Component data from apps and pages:
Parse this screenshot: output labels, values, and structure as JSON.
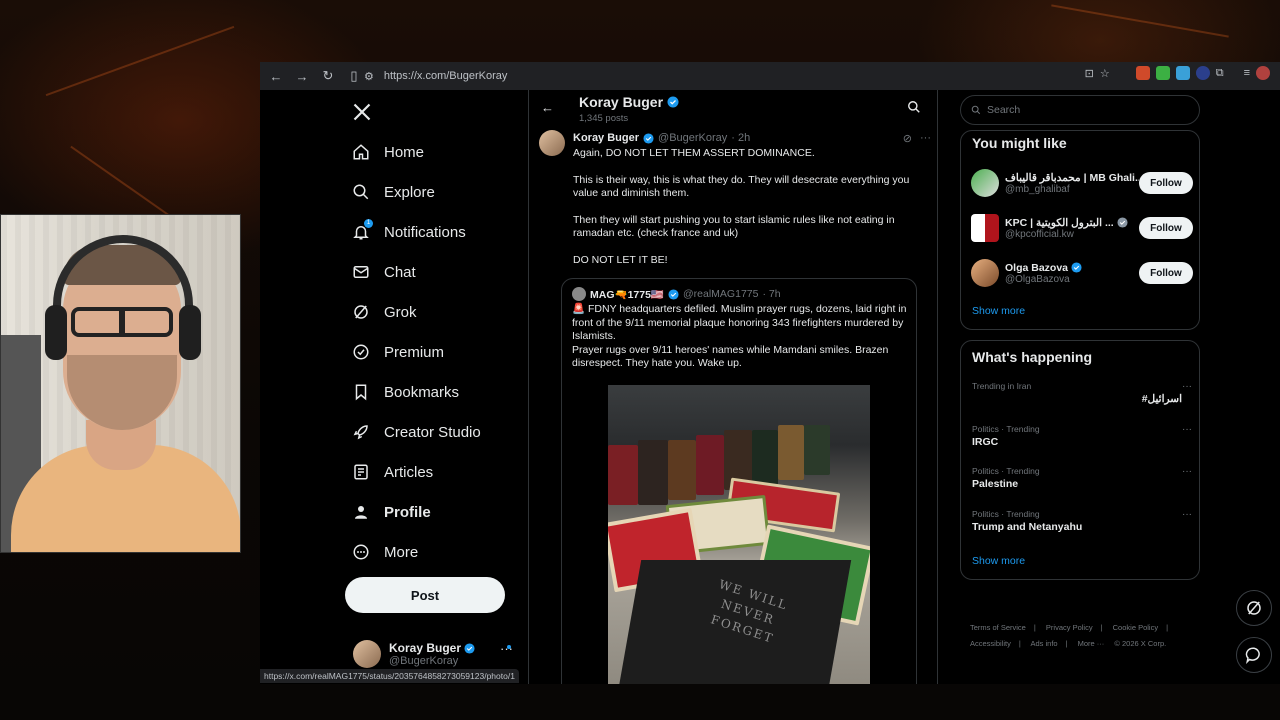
{
  "browser": {
    "url": "https://x.com/BugerKoray",
    "status_url": "https://x.com/realMAG1775/status/2035764858273059123/photo/1"
  },
  "nav": {
    "items": [
      {
        "label": "Home",
        "icon": "home-icon"
      },
      {
        "label": "Explore",
        "icon": "search-icon"
      },
      {
        "label": "Notifications",
        "icon": "bell-icon",
        "badge": "1"
      },
      {
        "label": "Chat",
        "icon": "mail-icon"
      },
      {
        "label": "Grok",
        "icon": "grok-icon"
      },
      {
        "label": "Premium",
        "icon": "verified-icon"
      },
      {
        "label": "Bookmarks",
        "icon": "bookmark-icon"
      },
      {
        "label": "Creator Studio",
        "icon": "rocket-icon"
      },
      {
        "label": "Articles",
        "icon": "article-icon"
      },
      {
        "label": "Profile",
        "icon": "person-icon"
      },
      {
        "label": "More",
        "icon": "more-circle-icon"
      }
    ],
    "post_label": "Post",
    "me": {
      "name": "Koray Buger",
      "handle": "@BugerKoray"
    }
  },
  "profile_header": {
    "name": "Koray Buger",
    "posts": "1,345 posts"
  },
  "tweet": {
    "name": "Koray Buger",
    "handle": "@BugerKoray",
    "time": "· 2h",
    "paragraphs": [
      "Again, DO NOT LET THEM ASSERT DOMINANCE.",
      "This is their way, this is what they do. They will desecrate everything you value and diminish them.",
      "Then they will start pushing you to start islamic rules like not eating in ramadan etc. (check france and uk)",
      "DO NOT LET IT BE!"
    ],
    "quote": {
      "name": "MAG🔫1775🇺🇸",
      "handle": "@realMAG1775",
      "time": "· 7h",
      "text1": "🚨 FDNY headquarters defiled. Muslim prayer rugs, dozens, laid right in front of the 9/11 memorial plaque honoring 343 firefighters murdered by Islamists.",
      "text2": "Prayer rugs over 9/11 heroes' names while Mamdani smiles. Brazen disrespect. They hate you. Wake up.",
      "plaque_lines": [
        "WE WILL",
        "NEVER",
        "FORGET"
      ]
    }
  },
  "right": {
    "search_placeholder": "Search",
    "wtf_title": "You might like",
    "wtf": [
      {
        "name": "محمدباقر قالیباف | MB Ghali...",
        "handle": "@mb_ghalibaf",
        "button": "Follow"
      },
      {
        "name": "KPC | البترول الكويتية ...",
        "handle": "@kpcofficial.kw",
        "button": "Follow"
      },
      {
        "name": "Olga Bazova",
        "handle": "@OlgaBazova",
        "button": "Follow"
      }
    ],
    "wtf_show_more": "Show more",
    "happening_title": "What's happening",
    "trends": [
      {
        "context": "Trending in Iran",
        "title": "#اسرائیل"
      },
      {
        "context": "Politics · Trending",
        "title": "IRGC"
      },
      {
        "context": "Politics · Trending",
        "title": "Palestine"
      },
      {
        "context": "Politics · Trending",
        "title": "Trump and Netanyahu"
      }
    ],
    "trends_show_more": "Show more",
    "footer": [
      "Terms of Service",
      "|",
      "Privacy Policy",
      "|",
      "Cookie Policy",
      "|",
      "Accessibility",
      "|",
      "Ads info",
      "|",
      "More ···",
      "© 2026 X Corp."
    ]
  }
}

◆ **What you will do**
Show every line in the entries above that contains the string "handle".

◆ **Answer box**
      "handle": "@BugerKoray"
    "handle": "@BugerKoray",
      "handle": "@realMAG1775",
        "handle": "@mb_ghalibaf",
        "handle": "@kpcofficial.kw",
        "handle": "@OlgaBazova",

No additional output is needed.